- **Input data**
* * * *

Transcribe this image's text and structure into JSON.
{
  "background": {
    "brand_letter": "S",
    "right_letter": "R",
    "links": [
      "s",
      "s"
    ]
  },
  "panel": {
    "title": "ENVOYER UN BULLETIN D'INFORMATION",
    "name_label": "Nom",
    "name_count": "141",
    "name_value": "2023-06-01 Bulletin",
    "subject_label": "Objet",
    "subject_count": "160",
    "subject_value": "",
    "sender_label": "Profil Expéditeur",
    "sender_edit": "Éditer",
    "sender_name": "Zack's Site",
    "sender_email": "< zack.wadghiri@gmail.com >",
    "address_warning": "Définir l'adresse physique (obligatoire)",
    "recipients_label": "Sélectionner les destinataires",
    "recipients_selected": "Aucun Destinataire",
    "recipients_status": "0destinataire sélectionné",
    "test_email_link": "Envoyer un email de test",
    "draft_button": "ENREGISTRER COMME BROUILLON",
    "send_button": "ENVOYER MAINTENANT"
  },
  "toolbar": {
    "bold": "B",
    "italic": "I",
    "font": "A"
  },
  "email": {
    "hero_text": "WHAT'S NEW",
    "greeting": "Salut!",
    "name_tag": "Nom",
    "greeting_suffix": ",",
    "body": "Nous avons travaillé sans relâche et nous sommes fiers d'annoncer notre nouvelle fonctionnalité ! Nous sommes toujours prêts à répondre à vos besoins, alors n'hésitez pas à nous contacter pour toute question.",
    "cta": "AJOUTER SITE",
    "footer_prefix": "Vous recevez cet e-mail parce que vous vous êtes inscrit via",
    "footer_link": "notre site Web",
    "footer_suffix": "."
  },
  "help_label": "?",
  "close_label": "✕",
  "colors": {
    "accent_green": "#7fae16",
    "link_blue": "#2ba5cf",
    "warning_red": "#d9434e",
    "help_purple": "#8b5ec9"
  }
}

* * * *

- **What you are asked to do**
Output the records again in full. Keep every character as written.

- **Exercise answer**
Transcribe this image's text and structure into JSON.
{
  "background": {
    "brand_letter": "S",
    "right_letter": "R",
    "links": [
      "s",
      "s"
    ]
  },
  "panel": {
    "title": "ENVOYER UN BULLETIN D'INFORMATION",
    "name_label": "Nom",
    "name_count": "141",
    "name_value": "2023-06-01 Bulletin",
    "subject_label": "Objet",
    "subject_count": "160",
    "subject_value": "",
    "sender_label": "Profil Expéditeur",
    "sender_edit": "Éditer",
    "sender_name": "Zack's Site",
    "sender_email": "< zack.wadghiri@gmail.com >",
    "address_warning": "Définir l'adresse physique (obligatoire)",
    "recipients_label": "Sélectionner les destinataires",
    "recipients_selected": "Aucun Destinataire",
    "recipients_status": "0destinataire sélectionné",
    "test_email_link": "Envoyer un email de test",
    "draft_button": "ENREGISTRER COMME BROUILLON",
    "send_button": "ENVOYER MAINTENANT"
  },
  "toolbar": {
    "bold": "B",
    "italic": "I",
    "font": "A"
  },
  "email": {
    "hero_text": "WHAT'S NEW",
    "greeting": "Salut!",
    "name_tag": "Nom",
    "greeting_suffix": ",",
    "body": "Nous avons travaillé sans relâche et nous sommes fiers d'annoncer notre nouvelle fonctionnalité ! Nous sommes toujours prêts à répondre à vos besoins, alors n'hésitez pas à nous contacter pour toute question.",
    "cta": "AJOUTER SITE",
    "footer_prefix": "Vous recevez cet e-mail parce que vous vous êtes inscrit via",
    "footer_link": "notre site Web",
    "footer_suffix": "."
  },
  "help_label": "?",
  "close_label": "✕",
  "colors": {
    "accent_green": "#7fae16",
    "link_blue": "#2ba5cf",
    "warning_red": "#d9434e",
    "help_purple": "#8b5ec9"
  }
}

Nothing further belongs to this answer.